[Data records for software interfaces]
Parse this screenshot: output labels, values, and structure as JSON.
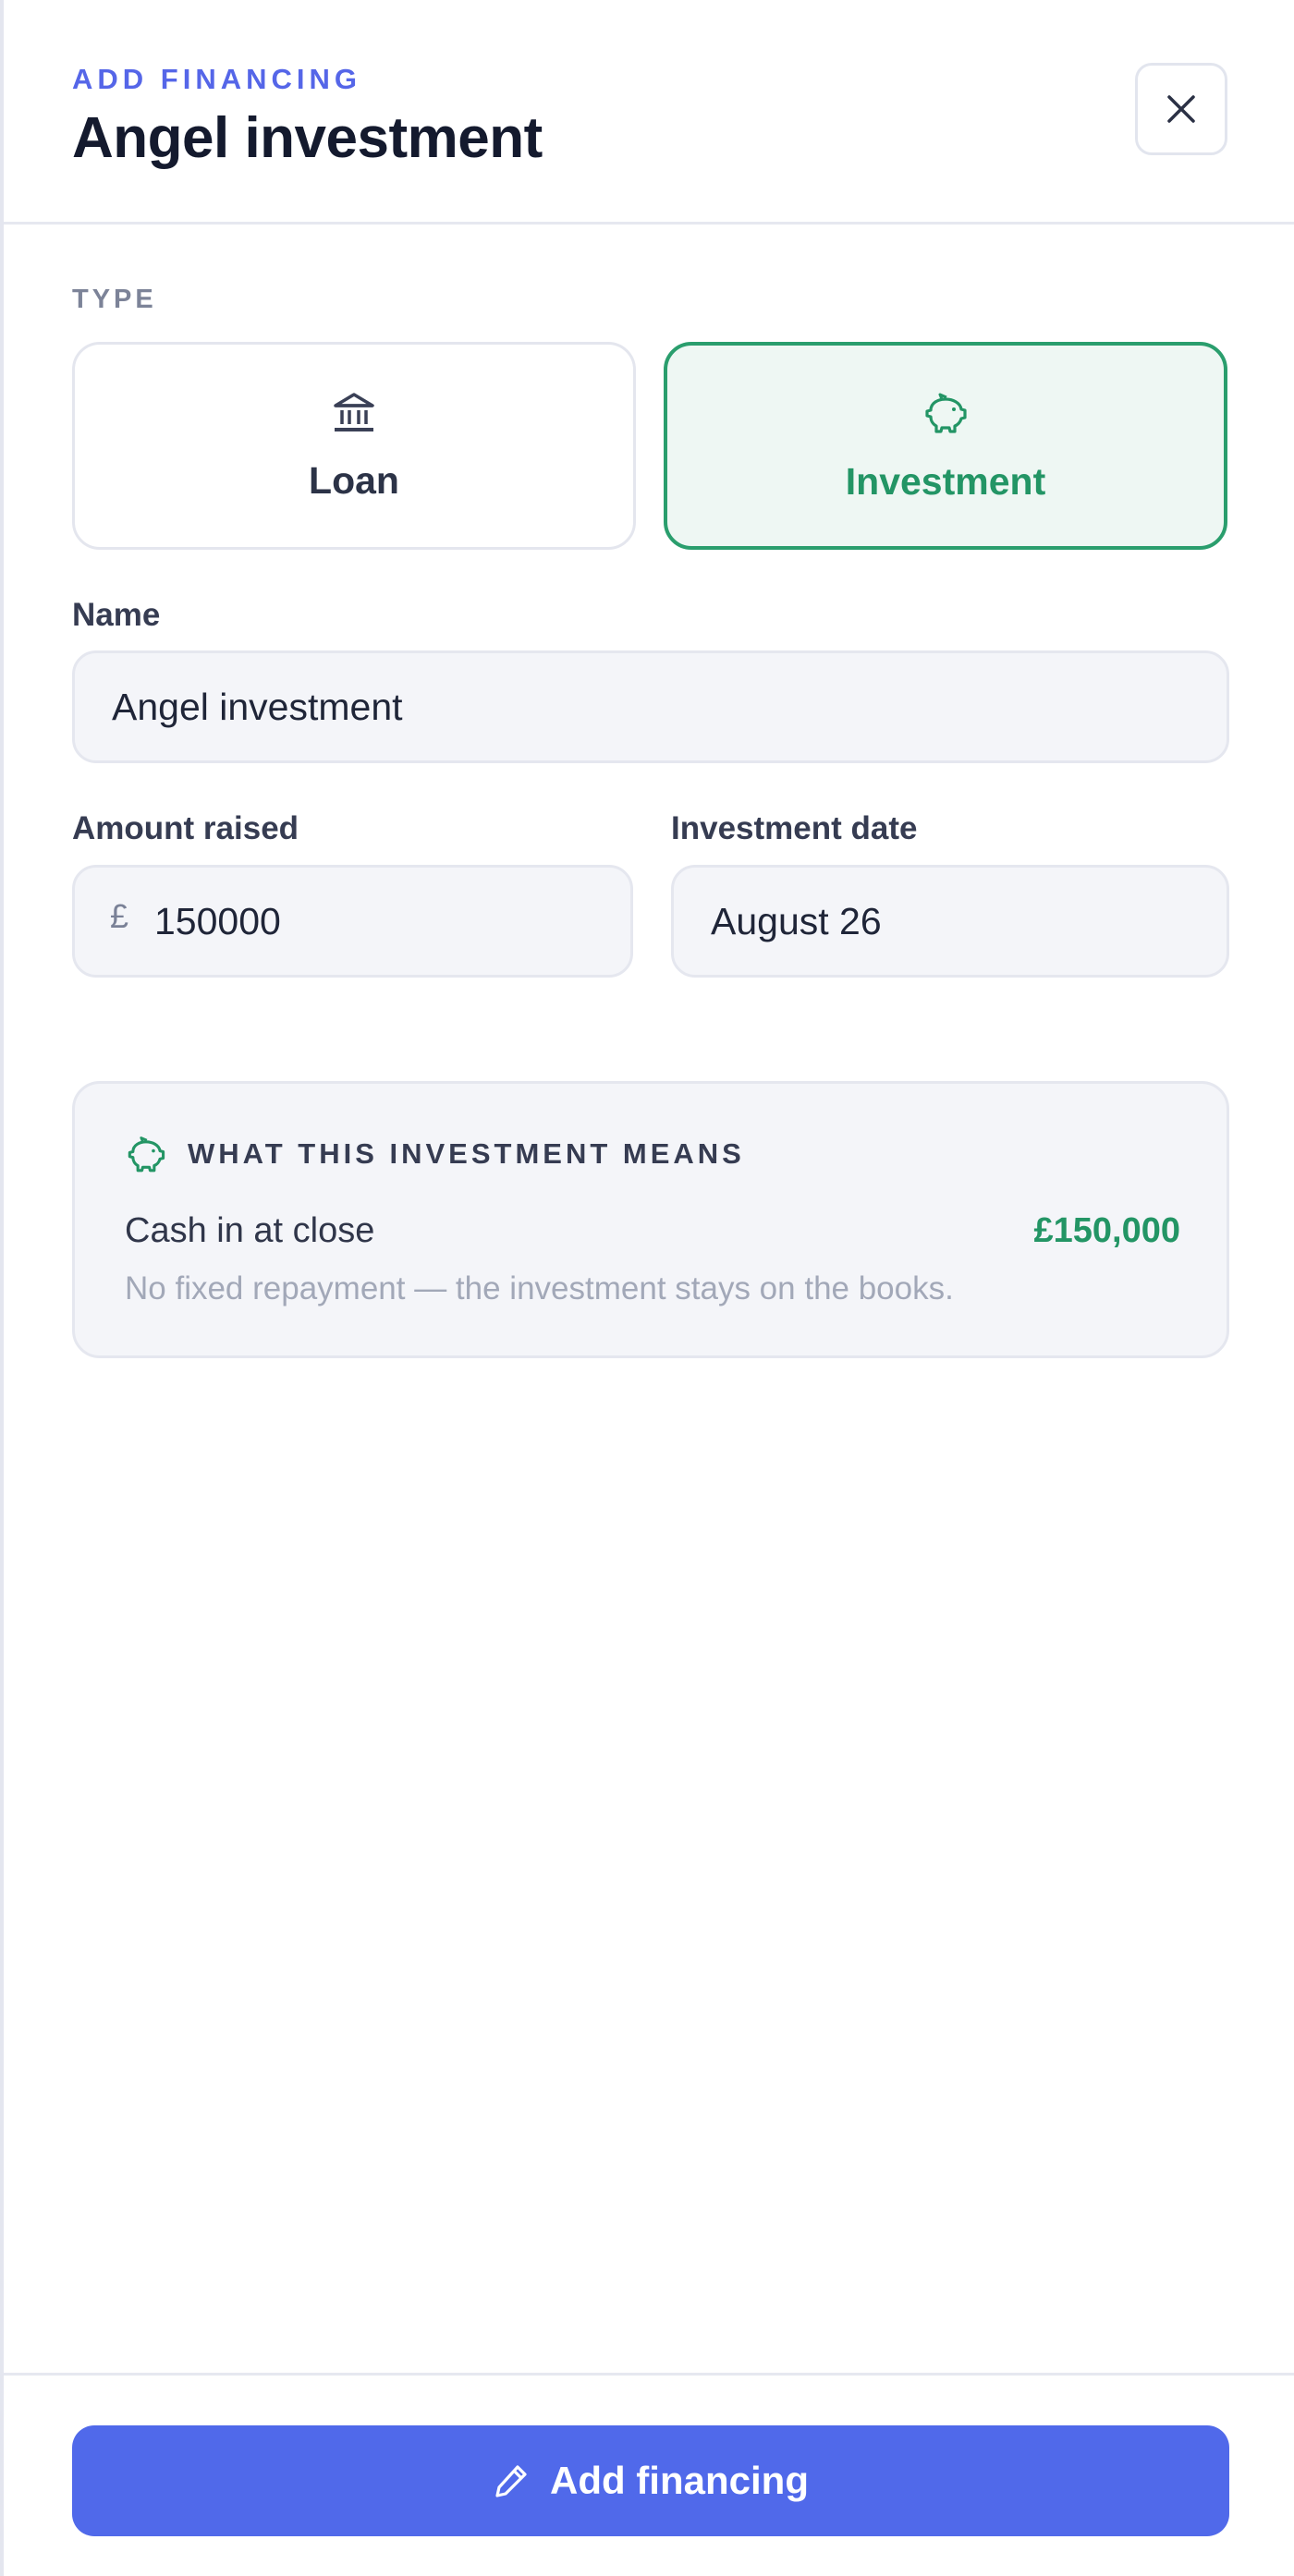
{
  "header": {
    "eyebrow": "ADD FINANCING",
    "title": "Angel investment",
    "close_icon": "close-icon"
  },
  "type_section": {
    "label": "TYPE",
    "options": [
      {
        "label": "Loan",
        "icon": "bank-icon",
        "selected": false
      },
      {
        "label": "Investment",
        "icon": "piggy-bank-icon",
        "selected": true
      }
    ]
  },
  "form": {
    "name": {
      "label": "Name",
      "value": "Angel investment"
    },
    "amount": {
      "label": "Amount raised",
      "currency_symbol": "£",
      "value": "150000"
    },
    "date": {
      "label": "Investment date",
      "value": "August 26"
    }
  },
  "info": {
    "title": "WHAT THIS INVESTMENT MEANS",
    "icon": "piggy-bank-icon",
    "row_label": "Cash in at close",
    "row_value": "£150,000",
    "note": "No fixed repayment — the investment stays on the books."
  },
  "footer": {
    "button_label": "Add financing",
    "button_icon": "pencil-icon"
  },
  "colors": {
    "accent": "#5069ea",
    "eyebrow": "#5566e8",
    "success": "#239565",
    "selected_bg": "#eef7f3"
  }
}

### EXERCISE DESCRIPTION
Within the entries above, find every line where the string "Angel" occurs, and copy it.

### RESULT OF THE EXERCISE
    "title": "Angel investment",
      "value": "Angel investment"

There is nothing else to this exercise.